The second inciting incident was the opening of the long awaited new shopping centre in the middle of Leeds: Trinity Walk; and within it a LEGO shop. Now there are only 12 of these in the UK (so far) so of course I had to check it out. They had a small section with key rings – the ones I was interested in (the Original Trilogy Star Wars and Marvel/DC characters) were there and so I picked up one or two every time I popped in. As my collection of key rings steadily grew, I eventually bought a small felt board to display them on. You can see a picture of it below:
So why LEGO?
A brief diversion: why do I like LEGO?
Firstly, it’s the look. For me, it totally has to do with the style and aesthetic – especially in regards to the minifigures (although this can also be seen in the construction kits). I just like how a lot of LEGO is standardised and most minifigures that are newly designed often has to find a way that fits within that style and aesthetic. This leads to interesting instances of the recycling of certain pieces/accessories. A tiny stud has many different uses – a rounded tail light on the back of a car, a piece of gold in a chest, Iron Man’s hand thrusters – they are all from the same basic piece, just used in different ways.
The design of every little piece also adds a universal interchangeability between almost everything. Want to switch around everybody’s body parts, headgears or accessories just for a laugh? You can totally do that.
Sometimes I like to see what pieces are used in constructing a particular model just to see what common parts they have used and marvel at the ingenuity of the design.
There are three main ways that fans of LEGO operate. Firstly: the standard idea of buying a set and constructing the contents by following the instructions. The instructions are always detailed, clear and in a way that is easy to understand by any country in the world (it's all graphical - now words needed), and being able to build a complex model relatively quickly provides a satisfying experience.
Secondly: the collection of minifigs. Some people just like to collect minifigs and are not too bothered about the construction aspect.

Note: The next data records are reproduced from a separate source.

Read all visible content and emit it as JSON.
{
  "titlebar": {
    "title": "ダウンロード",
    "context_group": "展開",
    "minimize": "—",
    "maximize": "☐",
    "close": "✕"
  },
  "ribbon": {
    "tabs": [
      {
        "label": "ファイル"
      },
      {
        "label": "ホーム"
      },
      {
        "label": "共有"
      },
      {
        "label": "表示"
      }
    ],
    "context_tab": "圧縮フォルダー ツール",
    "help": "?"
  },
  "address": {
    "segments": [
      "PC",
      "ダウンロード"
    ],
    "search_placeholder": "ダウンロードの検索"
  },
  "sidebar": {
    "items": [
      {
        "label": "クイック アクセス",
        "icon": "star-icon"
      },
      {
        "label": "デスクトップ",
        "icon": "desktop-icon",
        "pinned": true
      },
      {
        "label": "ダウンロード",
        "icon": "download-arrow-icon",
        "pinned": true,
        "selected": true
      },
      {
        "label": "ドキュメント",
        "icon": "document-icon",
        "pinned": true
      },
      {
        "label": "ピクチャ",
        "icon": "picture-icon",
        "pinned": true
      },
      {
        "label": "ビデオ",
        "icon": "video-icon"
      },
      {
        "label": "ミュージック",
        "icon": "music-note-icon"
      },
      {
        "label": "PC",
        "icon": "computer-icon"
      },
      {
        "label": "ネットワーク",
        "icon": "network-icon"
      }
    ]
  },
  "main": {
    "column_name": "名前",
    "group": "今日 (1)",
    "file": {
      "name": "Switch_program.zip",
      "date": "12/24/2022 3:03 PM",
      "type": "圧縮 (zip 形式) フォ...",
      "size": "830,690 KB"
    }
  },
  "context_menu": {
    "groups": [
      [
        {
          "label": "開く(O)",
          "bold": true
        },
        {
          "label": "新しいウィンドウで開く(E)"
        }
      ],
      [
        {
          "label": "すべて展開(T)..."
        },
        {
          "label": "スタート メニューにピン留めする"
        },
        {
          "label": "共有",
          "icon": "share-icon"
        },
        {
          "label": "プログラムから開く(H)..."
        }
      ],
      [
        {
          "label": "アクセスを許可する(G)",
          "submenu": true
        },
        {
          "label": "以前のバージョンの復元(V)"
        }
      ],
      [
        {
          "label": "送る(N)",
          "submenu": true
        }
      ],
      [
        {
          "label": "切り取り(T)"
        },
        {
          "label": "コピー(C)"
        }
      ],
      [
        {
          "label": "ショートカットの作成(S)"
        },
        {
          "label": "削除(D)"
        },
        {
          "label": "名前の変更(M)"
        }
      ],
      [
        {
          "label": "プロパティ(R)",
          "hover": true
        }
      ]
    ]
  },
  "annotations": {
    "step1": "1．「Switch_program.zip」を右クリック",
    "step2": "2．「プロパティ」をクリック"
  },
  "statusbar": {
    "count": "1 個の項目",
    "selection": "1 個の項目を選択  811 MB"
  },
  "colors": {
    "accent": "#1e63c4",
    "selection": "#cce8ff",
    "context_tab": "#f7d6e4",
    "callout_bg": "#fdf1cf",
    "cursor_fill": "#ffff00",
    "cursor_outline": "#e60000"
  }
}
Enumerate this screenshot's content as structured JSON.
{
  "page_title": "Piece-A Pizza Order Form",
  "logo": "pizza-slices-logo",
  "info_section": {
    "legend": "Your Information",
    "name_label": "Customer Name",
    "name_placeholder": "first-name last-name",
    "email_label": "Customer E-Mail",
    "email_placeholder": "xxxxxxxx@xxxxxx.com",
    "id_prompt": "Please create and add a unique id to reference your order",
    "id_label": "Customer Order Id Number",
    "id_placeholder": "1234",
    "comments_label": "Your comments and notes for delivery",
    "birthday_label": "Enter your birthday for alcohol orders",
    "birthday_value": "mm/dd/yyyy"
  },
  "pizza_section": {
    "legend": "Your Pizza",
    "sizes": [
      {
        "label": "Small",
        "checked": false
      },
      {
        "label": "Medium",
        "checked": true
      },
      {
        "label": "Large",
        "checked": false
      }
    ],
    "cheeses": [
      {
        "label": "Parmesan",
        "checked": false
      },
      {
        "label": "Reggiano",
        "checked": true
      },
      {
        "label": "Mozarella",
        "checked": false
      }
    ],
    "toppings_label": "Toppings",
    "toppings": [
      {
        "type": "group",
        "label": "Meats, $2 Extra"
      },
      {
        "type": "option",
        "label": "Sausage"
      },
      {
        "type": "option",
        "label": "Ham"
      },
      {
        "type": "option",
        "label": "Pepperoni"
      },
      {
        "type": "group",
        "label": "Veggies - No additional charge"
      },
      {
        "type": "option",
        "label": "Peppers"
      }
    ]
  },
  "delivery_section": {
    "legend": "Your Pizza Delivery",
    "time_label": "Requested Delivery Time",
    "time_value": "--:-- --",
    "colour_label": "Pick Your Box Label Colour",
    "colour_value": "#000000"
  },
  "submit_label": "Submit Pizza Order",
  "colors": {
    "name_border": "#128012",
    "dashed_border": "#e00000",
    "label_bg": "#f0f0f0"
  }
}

LEGO have been very smart in making a lot of minifigs exclusive to certain sets (eg: you cant get a ‘Dark Knight Rises’ Bane minifig without buying the whole Bat Vs Bane Tumbler Chase (76001) set which, at the time of writing, will set you back £40. As a result, there is a massive market for buying and selling solo minifigures on eBay and some large sellers even going so far as to buy multiple sets, remove the exclusive minifigs from the box and then selling them all separately on eBay to cater for the demand.
Similarly there are also the aforementioned ‘key ring attached’ minifigs and ‘magnet’ minifigs (as due to licensing reasons LEGO are not allowed to sell them without being attached to something) that has also led to some people (myself included) researching ways to cleanly detach them. More on all this later.
The third draw of Lego. takes the form of MOCs (My Own Creation) whether they be custom constructed models or art pieces. These take many forms, including custom minifgs, sculptures, dioramas, pixel art… there are endless possibilities. The simplicity and universality of LEGO design mentioned earlier plays a big part in people using existing pieces to construct their own creations. Again, we will take a look at some examples later.
I have taken a particular liking to collecting minifigs mostly, but I do also enjoy the construction of certain sets (especially vehicles) - it’s just that larger LEGO sets are expensive and take up a lot of room that I frankly don't have in my house. I have also planned a pixel art piece made from a specific selection of brick sizes and colours – but more on that later. So I guess you can say I enjoy all three categories. That's why I find LEGO so damn appealing!
Okay this is getting pretty long so I’ll split into a few parts.
5th August 2013